## GIVEN RECORDS:

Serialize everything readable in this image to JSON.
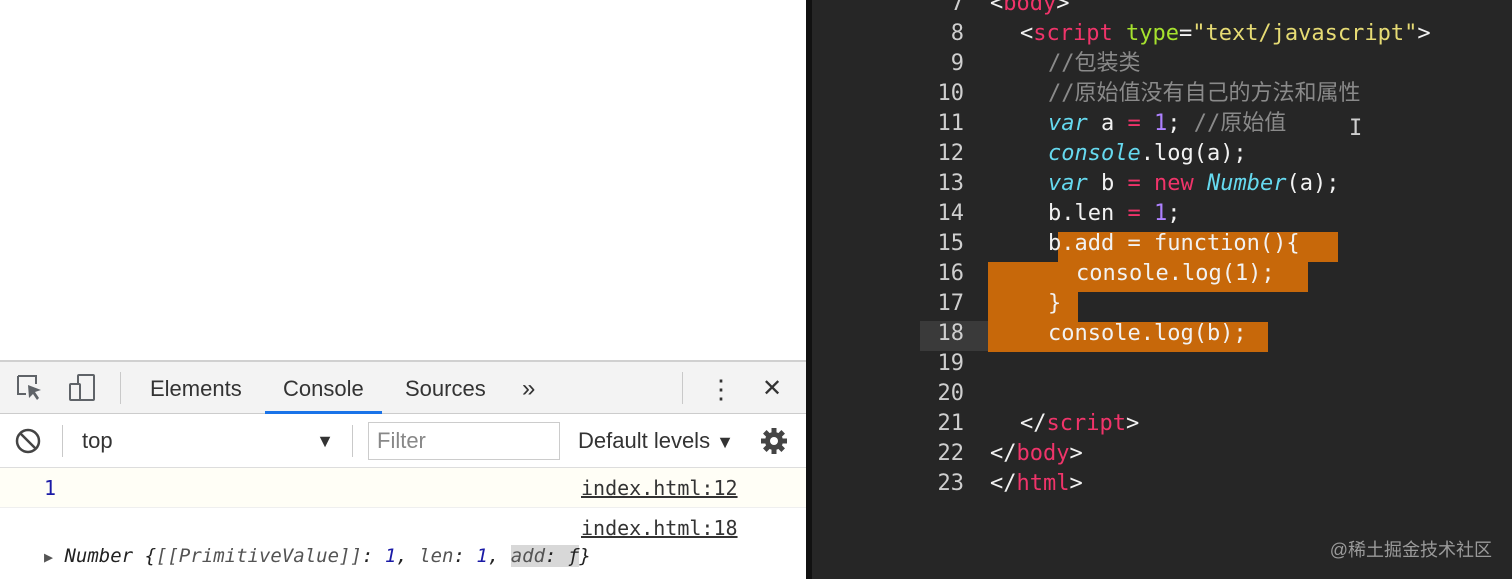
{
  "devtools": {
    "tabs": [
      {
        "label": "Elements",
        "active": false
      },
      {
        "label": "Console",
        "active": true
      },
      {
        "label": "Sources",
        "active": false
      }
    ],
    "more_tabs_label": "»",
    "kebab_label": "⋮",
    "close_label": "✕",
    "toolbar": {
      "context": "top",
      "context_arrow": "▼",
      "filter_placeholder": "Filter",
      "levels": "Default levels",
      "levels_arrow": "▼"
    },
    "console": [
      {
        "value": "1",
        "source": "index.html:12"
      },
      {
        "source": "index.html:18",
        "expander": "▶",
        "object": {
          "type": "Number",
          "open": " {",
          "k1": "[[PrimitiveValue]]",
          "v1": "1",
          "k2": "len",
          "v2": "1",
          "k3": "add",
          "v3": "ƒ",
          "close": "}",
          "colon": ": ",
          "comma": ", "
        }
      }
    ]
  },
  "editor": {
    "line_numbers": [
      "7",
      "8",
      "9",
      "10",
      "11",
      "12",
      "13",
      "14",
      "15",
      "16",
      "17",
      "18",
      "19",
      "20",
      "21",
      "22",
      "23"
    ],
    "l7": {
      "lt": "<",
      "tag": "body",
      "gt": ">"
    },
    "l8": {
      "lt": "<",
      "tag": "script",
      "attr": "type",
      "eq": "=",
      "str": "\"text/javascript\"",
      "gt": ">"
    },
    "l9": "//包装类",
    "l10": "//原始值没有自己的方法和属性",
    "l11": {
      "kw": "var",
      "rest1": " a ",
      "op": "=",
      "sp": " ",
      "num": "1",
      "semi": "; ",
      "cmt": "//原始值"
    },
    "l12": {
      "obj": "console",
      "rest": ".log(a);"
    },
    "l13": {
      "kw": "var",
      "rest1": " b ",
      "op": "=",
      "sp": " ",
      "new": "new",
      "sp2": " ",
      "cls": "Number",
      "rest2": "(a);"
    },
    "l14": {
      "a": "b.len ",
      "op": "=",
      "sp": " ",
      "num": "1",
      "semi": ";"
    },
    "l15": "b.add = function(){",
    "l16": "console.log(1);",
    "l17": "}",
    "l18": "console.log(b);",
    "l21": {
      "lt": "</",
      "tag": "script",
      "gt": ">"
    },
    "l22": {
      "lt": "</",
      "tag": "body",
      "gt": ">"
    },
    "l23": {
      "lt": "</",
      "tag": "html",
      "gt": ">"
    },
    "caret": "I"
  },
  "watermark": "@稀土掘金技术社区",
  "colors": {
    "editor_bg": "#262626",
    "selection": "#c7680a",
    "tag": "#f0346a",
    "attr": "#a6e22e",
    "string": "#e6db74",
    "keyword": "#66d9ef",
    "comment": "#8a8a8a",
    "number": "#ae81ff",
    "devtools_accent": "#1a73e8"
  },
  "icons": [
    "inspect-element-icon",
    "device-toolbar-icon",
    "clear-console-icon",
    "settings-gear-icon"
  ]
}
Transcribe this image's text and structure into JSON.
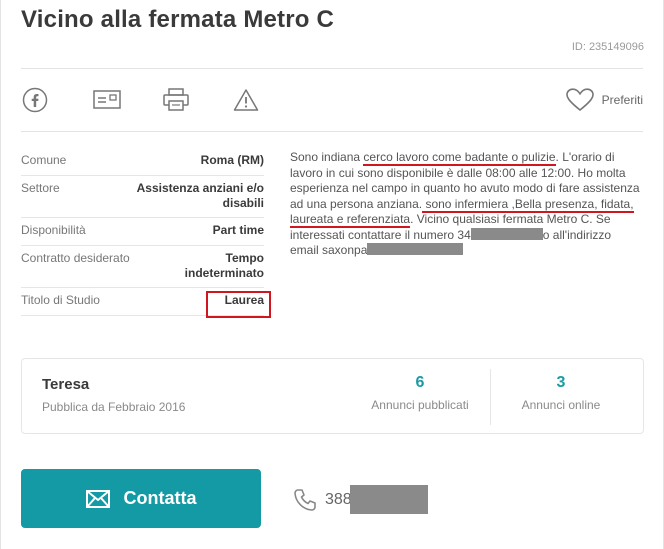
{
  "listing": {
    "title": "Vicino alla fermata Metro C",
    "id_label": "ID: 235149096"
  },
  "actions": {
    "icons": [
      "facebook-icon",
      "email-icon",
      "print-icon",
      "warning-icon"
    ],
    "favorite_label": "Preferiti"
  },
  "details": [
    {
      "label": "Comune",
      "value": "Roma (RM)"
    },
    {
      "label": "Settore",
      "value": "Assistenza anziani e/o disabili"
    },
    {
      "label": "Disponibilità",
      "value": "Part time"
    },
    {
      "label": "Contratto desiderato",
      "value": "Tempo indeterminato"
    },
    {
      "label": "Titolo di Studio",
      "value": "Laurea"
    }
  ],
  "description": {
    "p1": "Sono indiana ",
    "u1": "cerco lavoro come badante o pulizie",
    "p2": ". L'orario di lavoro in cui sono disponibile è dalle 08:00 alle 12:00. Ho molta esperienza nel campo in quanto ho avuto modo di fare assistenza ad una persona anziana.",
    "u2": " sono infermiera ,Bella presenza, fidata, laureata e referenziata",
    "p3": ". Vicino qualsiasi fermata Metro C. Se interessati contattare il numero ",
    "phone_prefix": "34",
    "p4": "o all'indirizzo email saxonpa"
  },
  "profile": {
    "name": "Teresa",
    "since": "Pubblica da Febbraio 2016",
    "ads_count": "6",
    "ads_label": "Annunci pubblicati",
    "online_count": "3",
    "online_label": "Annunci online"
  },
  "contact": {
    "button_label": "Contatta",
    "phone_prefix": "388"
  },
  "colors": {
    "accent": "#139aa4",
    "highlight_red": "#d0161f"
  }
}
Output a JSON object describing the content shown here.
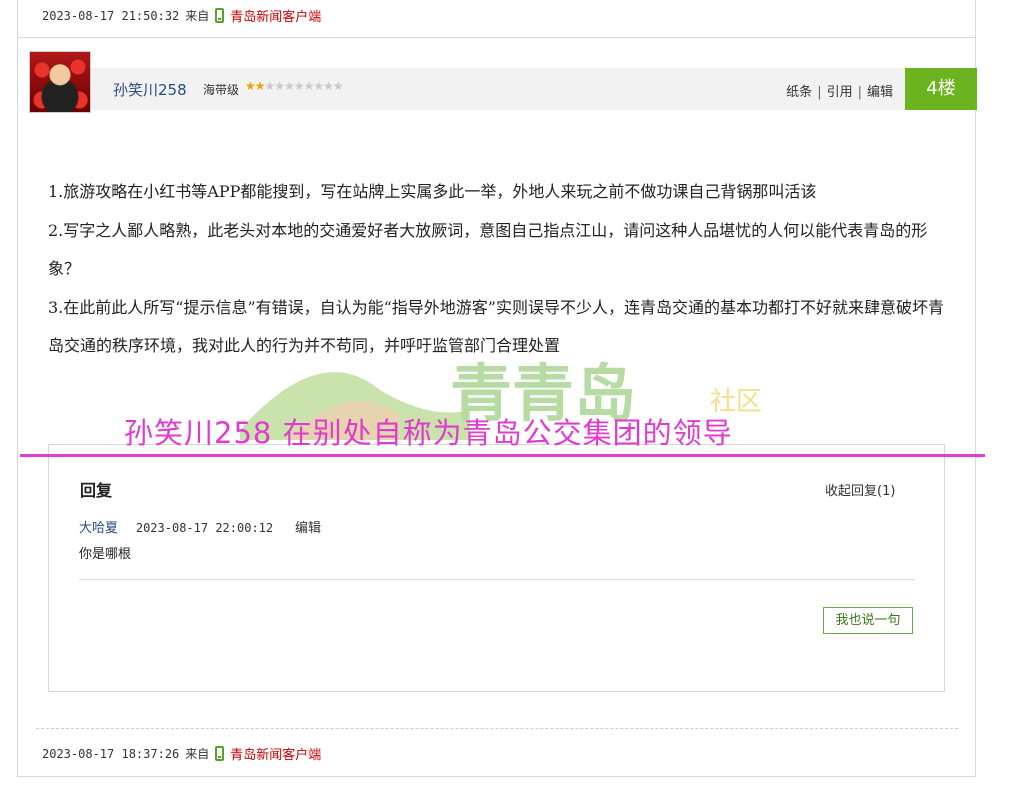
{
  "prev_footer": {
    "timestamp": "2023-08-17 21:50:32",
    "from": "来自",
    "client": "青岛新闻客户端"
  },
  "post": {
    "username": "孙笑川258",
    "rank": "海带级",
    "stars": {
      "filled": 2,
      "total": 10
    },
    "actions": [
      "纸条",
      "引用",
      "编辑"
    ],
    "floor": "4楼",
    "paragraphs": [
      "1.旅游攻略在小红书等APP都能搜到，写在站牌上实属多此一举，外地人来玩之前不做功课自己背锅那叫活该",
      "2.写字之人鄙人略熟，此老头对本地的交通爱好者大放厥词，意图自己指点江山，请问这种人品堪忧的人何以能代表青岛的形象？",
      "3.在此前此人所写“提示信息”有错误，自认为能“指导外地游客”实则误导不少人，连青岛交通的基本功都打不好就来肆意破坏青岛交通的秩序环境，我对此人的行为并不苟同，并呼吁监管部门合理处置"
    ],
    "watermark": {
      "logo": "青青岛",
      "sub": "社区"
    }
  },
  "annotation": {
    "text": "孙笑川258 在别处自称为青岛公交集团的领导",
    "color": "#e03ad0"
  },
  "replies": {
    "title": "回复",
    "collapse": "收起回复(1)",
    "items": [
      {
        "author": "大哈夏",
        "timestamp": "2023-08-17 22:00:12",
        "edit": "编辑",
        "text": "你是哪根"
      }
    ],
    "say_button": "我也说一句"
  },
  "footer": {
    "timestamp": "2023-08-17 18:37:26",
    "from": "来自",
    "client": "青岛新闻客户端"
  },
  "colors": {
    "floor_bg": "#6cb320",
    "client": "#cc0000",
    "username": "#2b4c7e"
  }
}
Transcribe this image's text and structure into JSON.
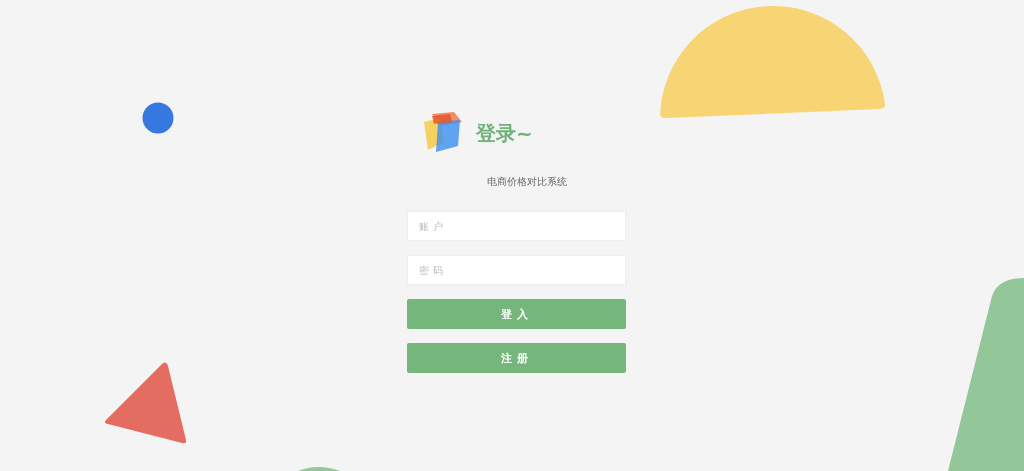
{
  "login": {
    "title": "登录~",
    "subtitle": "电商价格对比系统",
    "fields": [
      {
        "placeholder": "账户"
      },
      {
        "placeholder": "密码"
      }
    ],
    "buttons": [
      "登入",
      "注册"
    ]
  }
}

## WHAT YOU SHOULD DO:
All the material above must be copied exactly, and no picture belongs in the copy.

## ANSWER TO THIS PROBLEM:
Serialize everything readable in this image to JSON.
{
  "devtools": {
    "tabs": [
      {
        "label": "Elements",
        "active": false
      },
      {
        "label": "Console",
        "active": true
      },
      {
        "label": "Sources",
        "active": false
      }
    ],
    "more_tabs_label": "»",
    "kebab_label": "⋮",
    "close_label": "✕",
    "toolbar": {
      "context": "top",
      "context_arrow": "▼",
      "filter_placeholder": "Filter",
      "levels": "Default levels",
      "levels_arrow": "▼"
    },
    "console": [
      {
        "value": "1",
        "source": "index.html:12"
      },
      {
        "source": "index.html:18",
        "expander": "▶",
        "object": {
          "type": "Number",
          "open": " {",
          "k1": "[[PrimitiveValue]]",
          "v1": "1",
          "k2": "len",
          "v2": "1",
          "k3": "add",
          "v3": "ƒ",
          "close": "}",
          "colon": ": ",
          "comma": ", "
        }
      }
    ]
  },
  "editor": {
    "line_numbers": [
      "7",
      "8",
      "9",
      "10",
      "11",
      "12",
      "13",
      "14",
      "15",
      "16",
      "17",
      "18",
      "19",
      "20",
      "21",
      "22",
      "23"
    ],
    "l7": {
      "lt": "<",
      "tag": "body",
      "gt": ">"
    },
    "l8": {
      "lt": "<",
      "tag": "script",
      "attr": "type",
      "eq": "=",
      "str": "\"text/javascript\"",
      "gt": ">"
    },
    "l9": "//包装类",
    "l10": "//原始值没有自己的方法和属性",
    "l11": {
      "kw": "var",
      "rest1": " a ",
      "op": "=",
      "sp": " ",
      "num": "1",
      "semi": "; ",
      "cmt": "//原始值"
    },
    "l12": {
      "obj": "console",
      "rest": ".log(a);"
    },
    "l13": {
      "kw": "var",
      "rest1": " b ",
      "op": "=",
      "sp": " ",
      "new": "new",
      "sp2": " ",
      "cls": "Number",
      "rest2": "(a);"
    },
    "l14": {
      "a": "b.len ",
      "op": "=",
      "sp": " ",
      "num": "1",
      "semi": ";"
    },
    "l15": "b.add = function(){",
    "l16": "console.log(1);",
    "l17": "}",
    "l18": "console.log(b);",
    "l21": {
      "lt": "</",
      "tag": "script",
      "gt": ">"
    },
    "l22": {
      "lt": "</",
      "tag": "body",
      "gt": ">"
    },
    "l23": {
      "lt": "</",
      "tag": "html",
      "gt": ">"
    },
    "caret": "I"
  },
  "watermark": "@稀土掘金技术社区",
  "colors": {
    "editor_bg": "#262626",
    "selection": "#c7680a",
    "tag": "#f0346a",
    "attr": "#a6e22e",
    "string": "#e6db74",
    "keyword": "#66d9ef",
    "comment": "#8a8a8a",
    "number": "#ae81ff",
    "devtools_accent": "#1a73e8"
  },
  "icons": [
    "inspect-element-icon",
    "device-toolbar-icon",
    "clear-console-icon",
    "settings-gear-icon"
  ]
}
Transcribe this image's text and structure into JSON.
{
  "listing": {
    "title": "Vicino alla fermata Metro C",
    "id_label": "ID: 235149096"
  },
  "actions": {
    "icons": [
      "facebook-icon",
      "email-icon",
      "print-icon",
      "warning-icon"
    ],
    "favorite_label": "Preferiti"
  },
  "details": [
    {
      "label": "Comune",
      "value": "Roma (RM)"
    },
    {
      "label": "Settore",
      "value": "Assistenza anziani e/o disabili"
    },
    {
      "label": "Disponibilità",
      "value": "Part time"
    },
    {
      "label": "Contratto desiderato",
      "value": "Tempo indeterminato"
    },
    {
      "label": "Titolo di Studio",
      "value": "Laurea"
    }
  ],
  "description": {
    "p1": "Sono indiana ",
    "u1": "cerco lavoro come badante o pulizie",
    "p2": ". L'orario di lavoro in cui sono disponibile è dalle 08:00 alle 12:00. Ho molta esperienza nel campo in quanto ho avuto modo di fare assistenza ad una persona anziana.",
    "u2": " sono infermiera ,Bella presenza, fidata, laureata e referenziata",
    "p3": ". Vicino qualsiasi fermata Metro C. Se interessati contattare il numero ",
    "phone_prefix": "34",
    "p4": "o all'indirizzo email saxonpa"
  },
  "profile": {
    "name": "Teresa",
    "since": "Pubblica da Febbraio 2016",
    "ads_count": "6",
    "ads_label": "Annunci pubblicati",
    "online_count": "3",
    "online_label": "Annunci online"
  },
  "contact": {
    "button_label": "Contatta",
    "phone_prefix": "388"
  },
  "colors": {
    "accent": "#139aa4",
    "highlight_red": "#d0161f"
  }
}
Output a JSON object describing the content shown here.
{
  "prev_footer": {
    "timestamp": "2023-08-17 21:50:32",
    "from": "来自",
    "client": "青岛新闻客户端"
  },
  "post": {
    "username": "孙笑川258",
    "rank": "海带级",
    "stars": {
      "filled": 2,
      "total": 10
    },
    "actions": [
      "纸条",
      "引用",
      "编辑"
    ],
    "floor": "4楼",
    "paragraphs": [
      "1.旅游攻略在小红书等APP都能搜到，写在站牌上实属多此一举，外地人来玩之前不做功课自己背锅那叫活该",
      "2.写字之人鄙人略熟，此老头对本地的交通爱好者大放厥词，意图自己指点江山，请问这种人品堪忧的人何以能代表青岛的形象？",
      "3.在此前此人所写“提示信息”有错误，自认为能“指导外地游客”实则误导不少人，连青岛交通的基本功都打不好就来肆意破坏青岛交通的秩序环境，我对此人的行为并不苟同，并呼吁监管部门合理处置"
    ],
    "watermark": {
      "logo": "青青岛",
      "sub": "社区"
    }
  },
  "annotation": {
    "text": "孙笑川258 在别处自称为青岛公交集团的领导",
    "color": "#e03ad0"
  },
  "replies": {
    "title": "回复",
    "collapse": "收起回复(1)",
    "items": [
      {
        "author": "大哈夏",
        "timestamp": "2023-08-17 22:00:12",
        "edit": "编辑",
        "text": "你是哪根"
      }
    ],
    "say_button": "我也说一句"
  },
  "footer": {
    "timestamp": "2023-08-17 18:37:26",
    "from": "来自",
    "client": "青岛新闻客户端"
  },
  "colors": {
    "floor_bg": "#6cb320",
    "client": "#cc0000",
    "username": "#2b4c7e"
  }
}
Transcribe this image's text and structure into JSON.
{
  "login": {
    "title": "登录~",
    "subtitle": "电商价格对比系统",
    "fields": [
      {
        "placeholder": "账户"
      },
      {
        "placeholder": "密码"
      }
    ],
    "buttons": [
      "登入",
      "注册"
    ]
  }
}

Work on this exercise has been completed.